Look through the data below and, wherever a line carries the word "sublabel", please copy that line.

[Records supplied — start]

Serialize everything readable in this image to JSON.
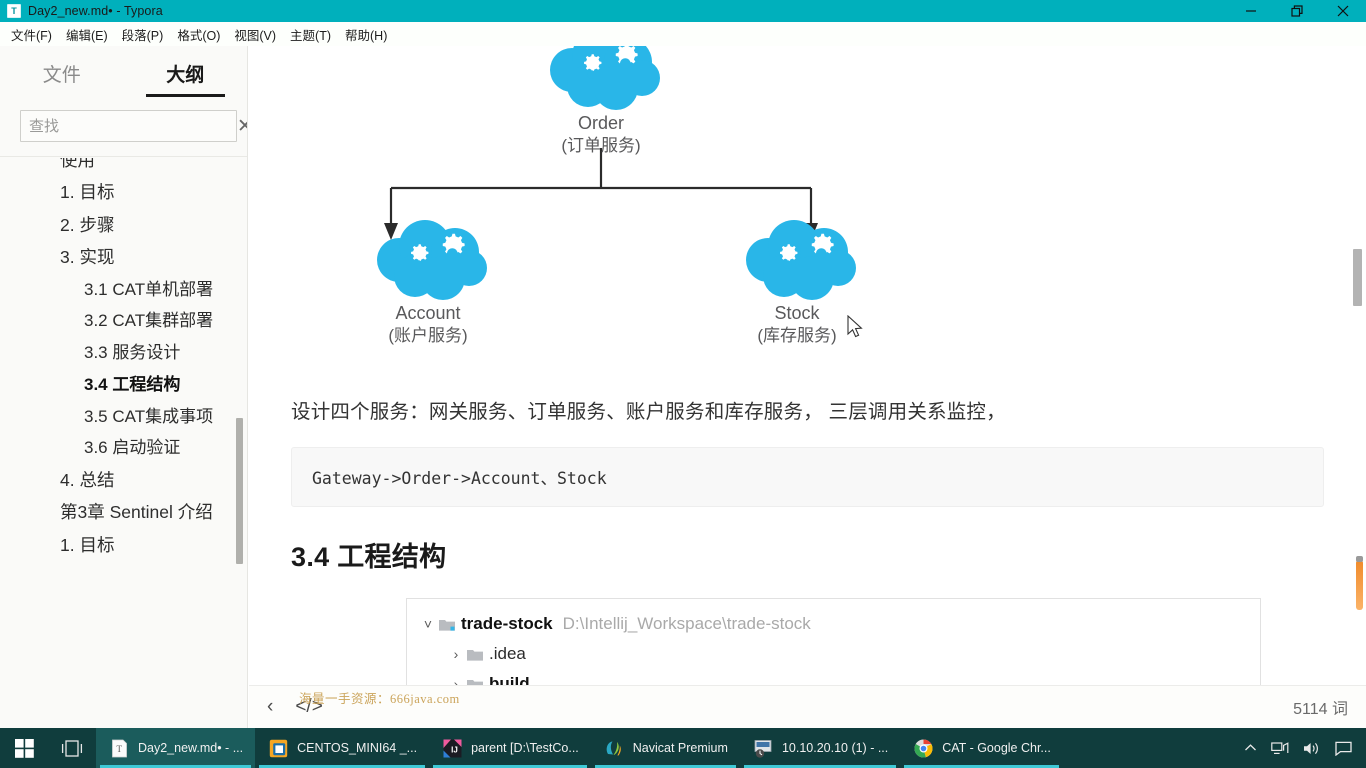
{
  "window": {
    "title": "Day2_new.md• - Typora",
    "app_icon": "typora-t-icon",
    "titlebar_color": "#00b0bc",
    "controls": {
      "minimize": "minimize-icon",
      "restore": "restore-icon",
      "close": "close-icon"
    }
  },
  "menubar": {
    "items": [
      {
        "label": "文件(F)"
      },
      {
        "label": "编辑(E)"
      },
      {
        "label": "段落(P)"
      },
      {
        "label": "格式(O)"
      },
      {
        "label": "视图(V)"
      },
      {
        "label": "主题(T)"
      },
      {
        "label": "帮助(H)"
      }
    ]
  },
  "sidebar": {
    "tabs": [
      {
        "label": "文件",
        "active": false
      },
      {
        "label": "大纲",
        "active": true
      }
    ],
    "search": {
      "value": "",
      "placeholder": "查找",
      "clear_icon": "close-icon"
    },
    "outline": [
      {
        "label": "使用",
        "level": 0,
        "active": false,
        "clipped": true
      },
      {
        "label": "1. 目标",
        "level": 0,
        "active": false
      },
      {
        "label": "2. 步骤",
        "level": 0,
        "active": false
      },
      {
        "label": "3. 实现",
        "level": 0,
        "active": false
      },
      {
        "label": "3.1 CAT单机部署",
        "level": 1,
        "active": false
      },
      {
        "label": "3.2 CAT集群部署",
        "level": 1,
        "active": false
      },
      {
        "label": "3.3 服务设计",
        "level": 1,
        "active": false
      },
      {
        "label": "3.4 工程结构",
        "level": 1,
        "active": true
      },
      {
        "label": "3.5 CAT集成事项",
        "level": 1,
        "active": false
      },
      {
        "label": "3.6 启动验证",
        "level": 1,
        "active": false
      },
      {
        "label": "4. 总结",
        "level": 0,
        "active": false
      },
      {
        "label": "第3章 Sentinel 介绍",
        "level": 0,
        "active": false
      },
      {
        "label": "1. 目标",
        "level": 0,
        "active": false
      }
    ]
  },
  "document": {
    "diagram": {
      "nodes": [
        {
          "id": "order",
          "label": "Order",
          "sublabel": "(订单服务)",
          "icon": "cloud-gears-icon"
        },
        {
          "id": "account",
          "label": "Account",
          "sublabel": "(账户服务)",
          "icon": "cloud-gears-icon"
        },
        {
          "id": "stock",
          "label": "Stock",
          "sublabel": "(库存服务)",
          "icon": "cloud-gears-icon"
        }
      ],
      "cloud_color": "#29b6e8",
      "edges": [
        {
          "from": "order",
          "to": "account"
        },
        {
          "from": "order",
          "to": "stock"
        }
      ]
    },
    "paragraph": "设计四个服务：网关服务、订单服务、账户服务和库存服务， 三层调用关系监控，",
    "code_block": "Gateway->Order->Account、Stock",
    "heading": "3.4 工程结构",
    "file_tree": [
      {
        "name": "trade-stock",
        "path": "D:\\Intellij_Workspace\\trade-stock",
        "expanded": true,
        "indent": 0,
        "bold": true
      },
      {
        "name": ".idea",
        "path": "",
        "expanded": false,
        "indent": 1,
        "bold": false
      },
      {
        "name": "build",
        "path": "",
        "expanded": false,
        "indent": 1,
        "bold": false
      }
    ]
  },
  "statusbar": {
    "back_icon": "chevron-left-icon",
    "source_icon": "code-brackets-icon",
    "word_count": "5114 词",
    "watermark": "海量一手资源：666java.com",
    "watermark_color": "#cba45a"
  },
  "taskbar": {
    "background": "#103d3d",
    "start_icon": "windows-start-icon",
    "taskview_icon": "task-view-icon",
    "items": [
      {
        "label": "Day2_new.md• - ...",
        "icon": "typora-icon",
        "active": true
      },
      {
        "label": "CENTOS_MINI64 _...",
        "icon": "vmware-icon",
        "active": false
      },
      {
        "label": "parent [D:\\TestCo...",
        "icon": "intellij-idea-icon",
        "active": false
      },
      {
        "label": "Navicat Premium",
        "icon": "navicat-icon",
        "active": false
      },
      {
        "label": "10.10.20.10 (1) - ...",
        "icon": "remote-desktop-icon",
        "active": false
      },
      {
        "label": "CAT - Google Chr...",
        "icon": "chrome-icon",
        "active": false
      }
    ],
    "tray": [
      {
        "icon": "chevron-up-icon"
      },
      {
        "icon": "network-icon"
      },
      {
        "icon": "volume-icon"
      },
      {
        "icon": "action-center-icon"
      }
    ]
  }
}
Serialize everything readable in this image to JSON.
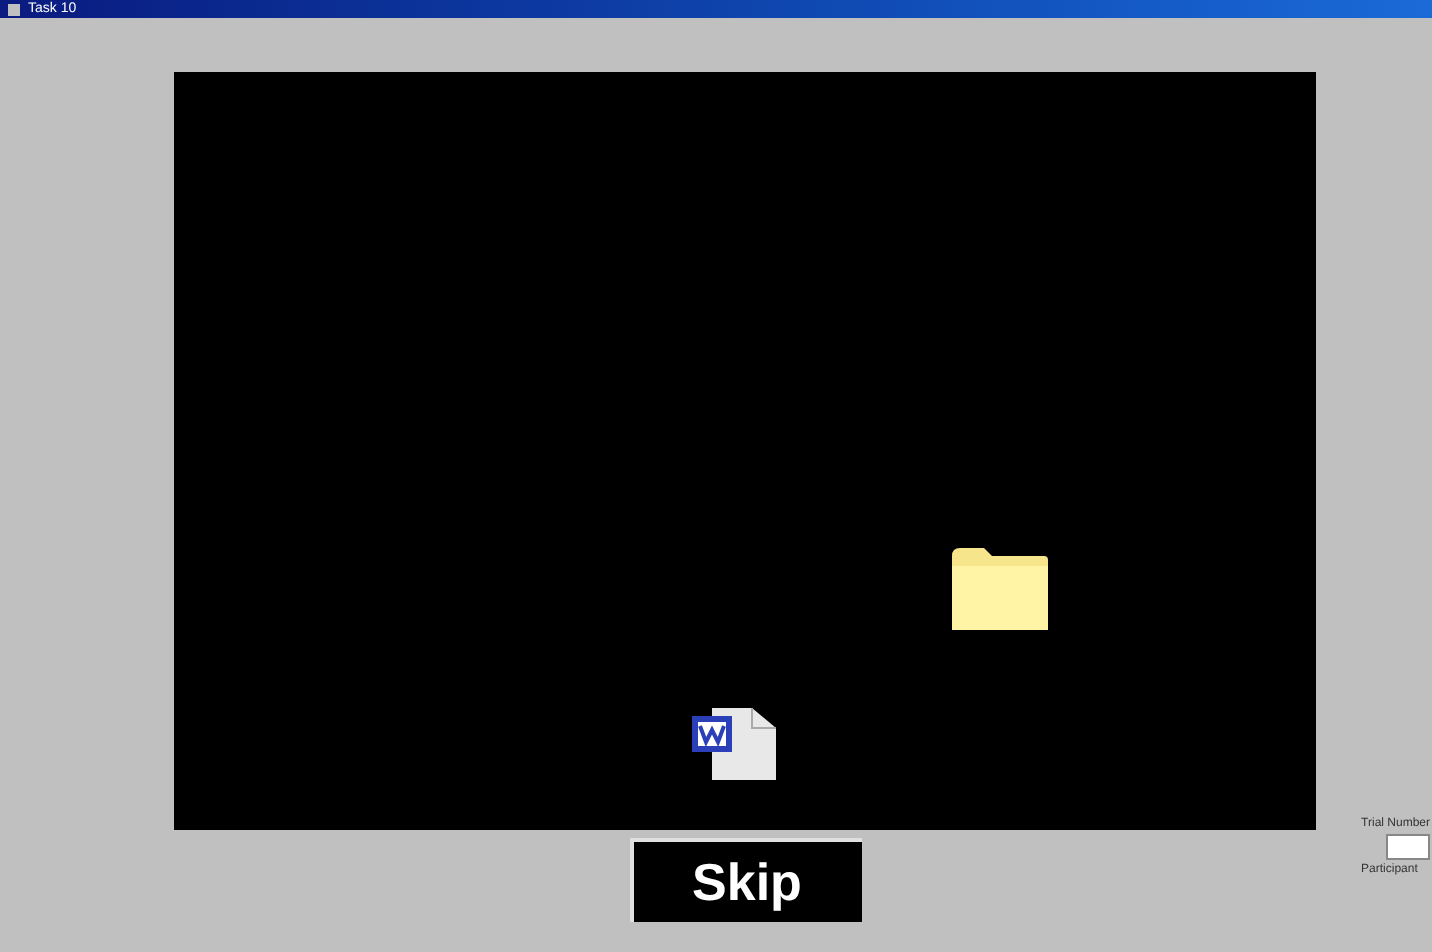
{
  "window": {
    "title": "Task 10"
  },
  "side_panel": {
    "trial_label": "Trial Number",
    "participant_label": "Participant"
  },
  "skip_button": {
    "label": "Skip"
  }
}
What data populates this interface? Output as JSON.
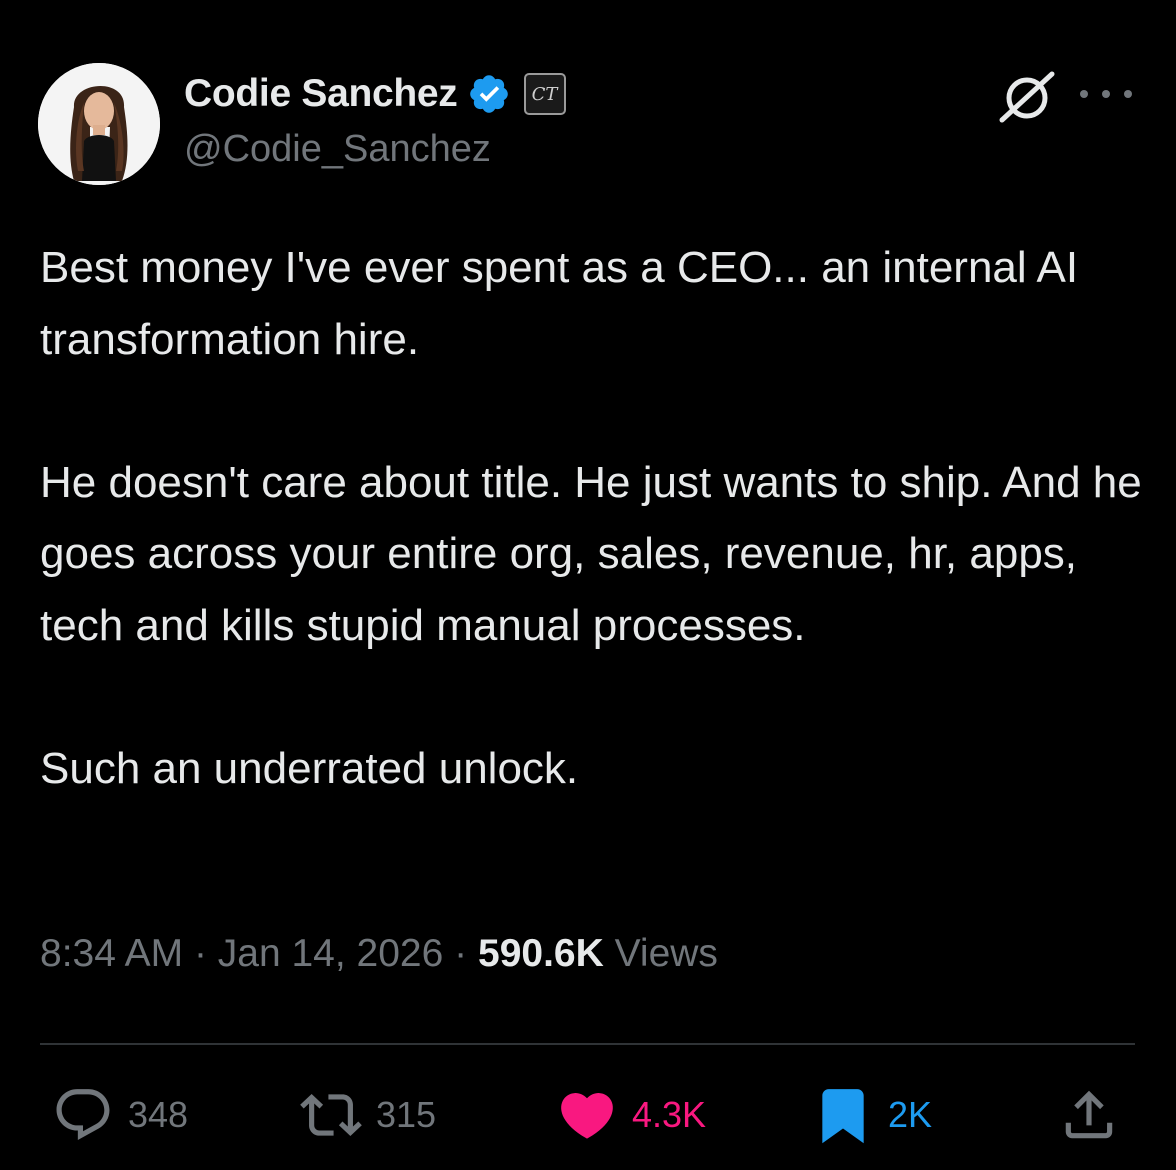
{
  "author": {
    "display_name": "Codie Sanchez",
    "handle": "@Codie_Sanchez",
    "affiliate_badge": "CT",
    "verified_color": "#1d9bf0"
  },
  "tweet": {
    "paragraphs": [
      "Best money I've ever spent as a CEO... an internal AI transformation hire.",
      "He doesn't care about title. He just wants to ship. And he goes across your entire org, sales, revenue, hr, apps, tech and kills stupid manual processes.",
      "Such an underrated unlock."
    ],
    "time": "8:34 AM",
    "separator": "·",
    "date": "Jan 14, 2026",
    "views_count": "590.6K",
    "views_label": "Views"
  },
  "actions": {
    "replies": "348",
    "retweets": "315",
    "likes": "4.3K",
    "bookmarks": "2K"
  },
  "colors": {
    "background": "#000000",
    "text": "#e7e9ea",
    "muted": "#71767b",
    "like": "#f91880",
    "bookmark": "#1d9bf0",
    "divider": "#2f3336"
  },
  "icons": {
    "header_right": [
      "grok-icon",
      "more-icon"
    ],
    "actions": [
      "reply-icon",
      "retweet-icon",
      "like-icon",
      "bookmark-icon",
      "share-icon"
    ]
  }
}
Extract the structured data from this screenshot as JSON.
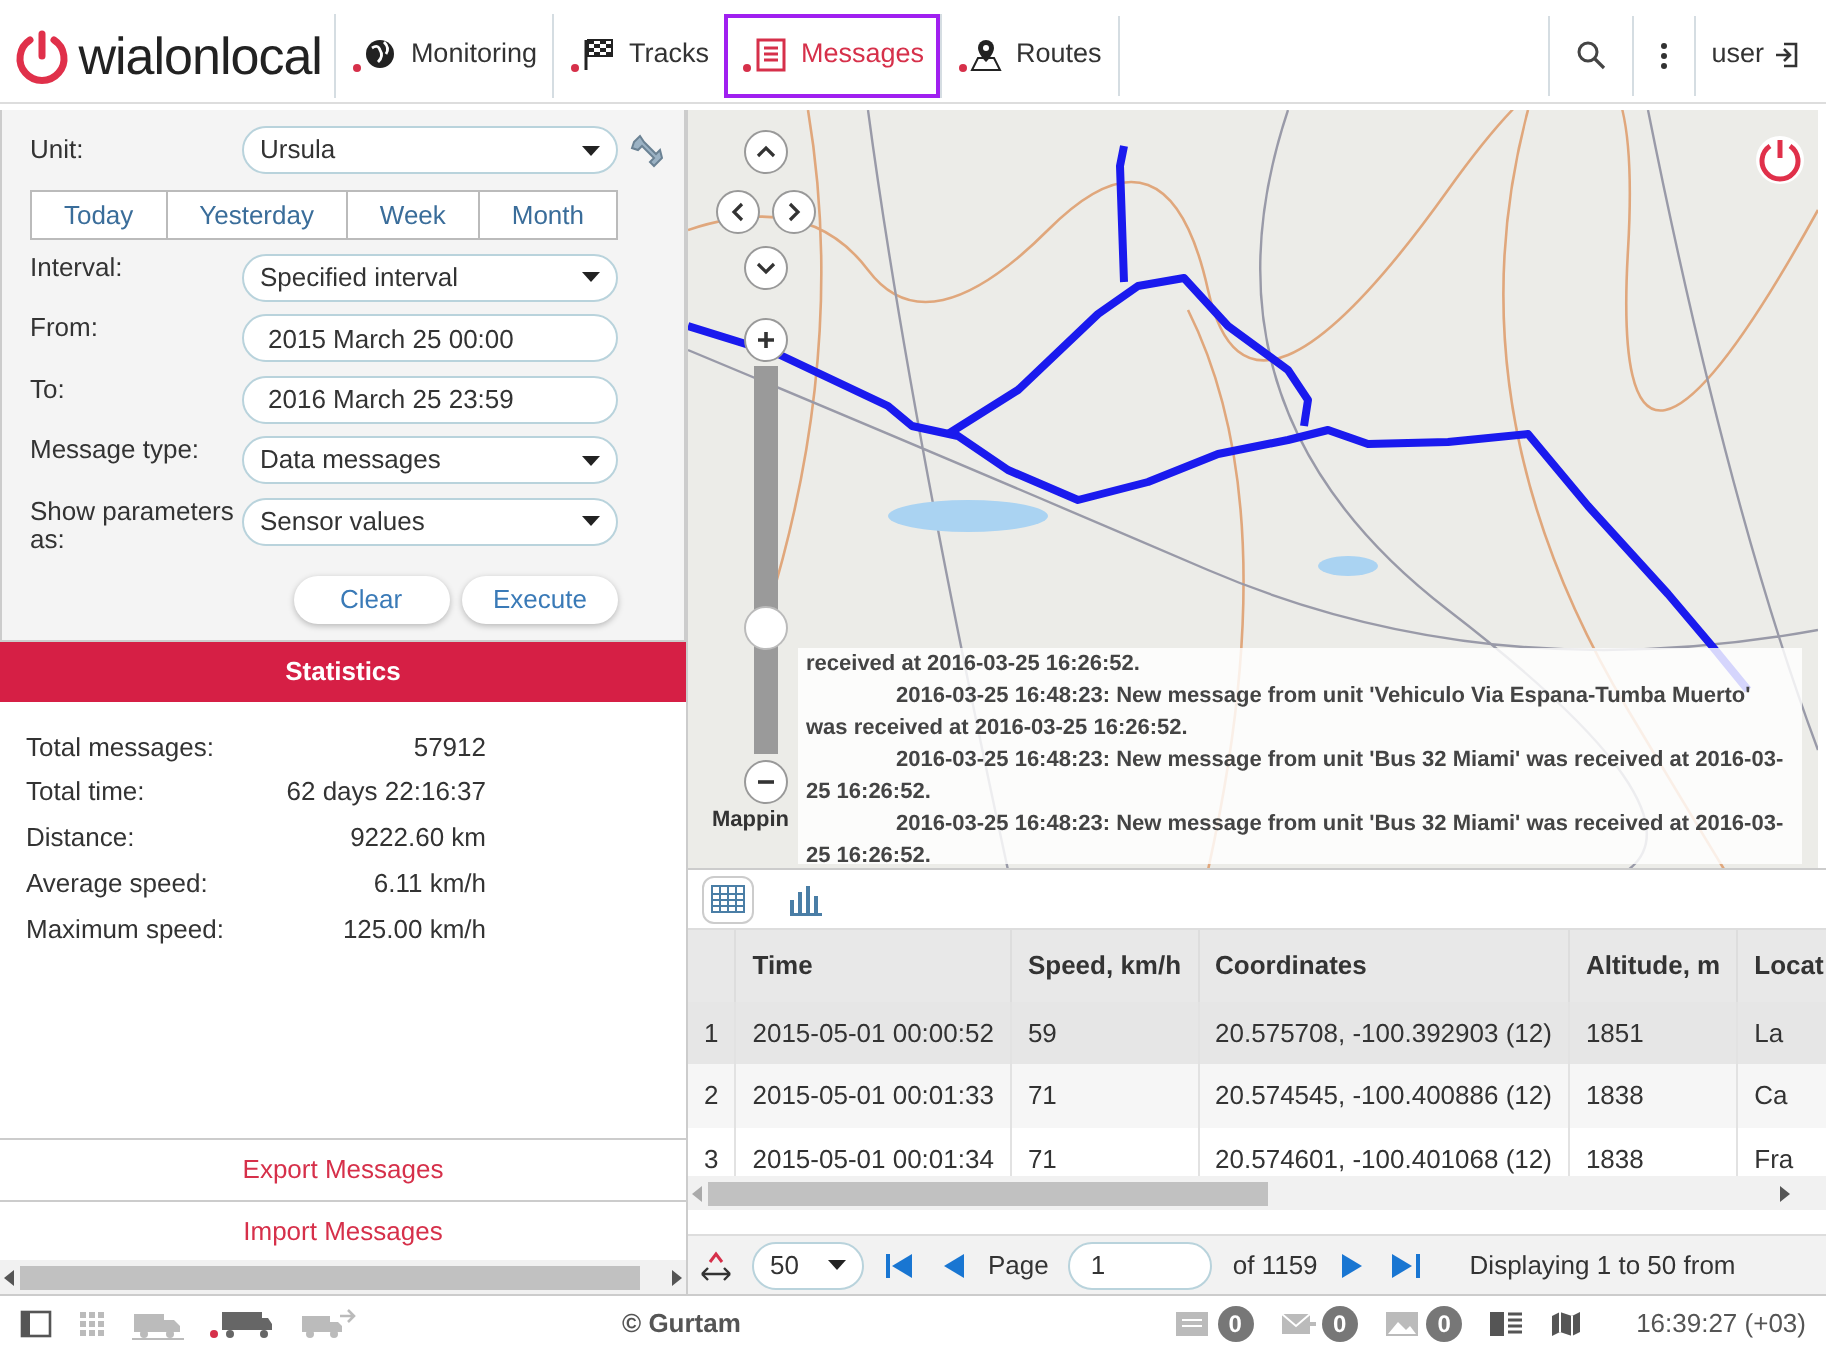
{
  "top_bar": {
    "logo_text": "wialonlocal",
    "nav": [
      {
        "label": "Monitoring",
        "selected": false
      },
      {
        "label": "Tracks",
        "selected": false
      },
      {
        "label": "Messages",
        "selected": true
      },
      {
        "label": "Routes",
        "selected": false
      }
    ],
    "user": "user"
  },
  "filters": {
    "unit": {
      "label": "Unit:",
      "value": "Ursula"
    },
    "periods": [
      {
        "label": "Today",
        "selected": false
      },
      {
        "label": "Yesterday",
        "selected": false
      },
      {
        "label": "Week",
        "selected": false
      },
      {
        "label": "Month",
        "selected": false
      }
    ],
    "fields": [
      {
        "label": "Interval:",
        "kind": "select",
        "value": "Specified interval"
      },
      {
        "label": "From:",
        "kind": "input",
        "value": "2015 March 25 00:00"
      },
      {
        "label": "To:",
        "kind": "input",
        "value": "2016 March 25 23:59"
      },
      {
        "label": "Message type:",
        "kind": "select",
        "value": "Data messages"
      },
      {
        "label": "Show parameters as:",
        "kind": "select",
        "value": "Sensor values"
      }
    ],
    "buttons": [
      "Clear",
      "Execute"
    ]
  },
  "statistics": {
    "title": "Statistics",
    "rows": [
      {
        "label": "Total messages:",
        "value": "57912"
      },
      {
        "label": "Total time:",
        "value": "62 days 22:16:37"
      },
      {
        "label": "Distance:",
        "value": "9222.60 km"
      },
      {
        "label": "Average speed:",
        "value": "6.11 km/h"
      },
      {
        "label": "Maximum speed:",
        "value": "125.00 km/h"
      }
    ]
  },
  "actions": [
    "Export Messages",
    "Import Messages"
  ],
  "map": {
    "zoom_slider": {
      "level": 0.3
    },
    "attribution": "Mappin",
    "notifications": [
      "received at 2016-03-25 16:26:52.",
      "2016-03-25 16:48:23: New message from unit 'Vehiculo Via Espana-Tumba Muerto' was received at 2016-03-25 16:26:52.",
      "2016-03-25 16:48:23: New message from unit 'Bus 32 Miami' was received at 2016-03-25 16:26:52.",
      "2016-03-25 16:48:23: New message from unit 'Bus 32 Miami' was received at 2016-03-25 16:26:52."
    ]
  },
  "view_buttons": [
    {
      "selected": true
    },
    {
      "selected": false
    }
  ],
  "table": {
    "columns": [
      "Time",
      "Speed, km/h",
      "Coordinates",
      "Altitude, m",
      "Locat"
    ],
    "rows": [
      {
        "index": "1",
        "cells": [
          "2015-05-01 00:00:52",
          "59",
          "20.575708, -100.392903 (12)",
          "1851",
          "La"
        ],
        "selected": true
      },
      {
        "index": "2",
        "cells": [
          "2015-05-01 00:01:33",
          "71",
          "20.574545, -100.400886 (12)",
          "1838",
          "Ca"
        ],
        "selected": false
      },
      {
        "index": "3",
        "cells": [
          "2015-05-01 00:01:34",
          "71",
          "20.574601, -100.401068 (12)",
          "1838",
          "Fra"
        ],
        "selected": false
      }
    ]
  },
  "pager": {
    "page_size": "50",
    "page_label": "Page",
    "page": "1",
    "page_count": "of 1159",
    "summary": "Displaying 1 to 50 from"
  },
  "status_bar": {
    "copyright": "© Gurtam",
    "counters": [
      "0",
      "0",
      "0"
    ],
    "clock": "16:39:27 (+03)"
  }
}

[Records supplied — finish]

Answer to the problem
          "sublabel": "(订单服务)",
          "sublabel": "(账户服务)",
          "sublabel": "(库存服务)",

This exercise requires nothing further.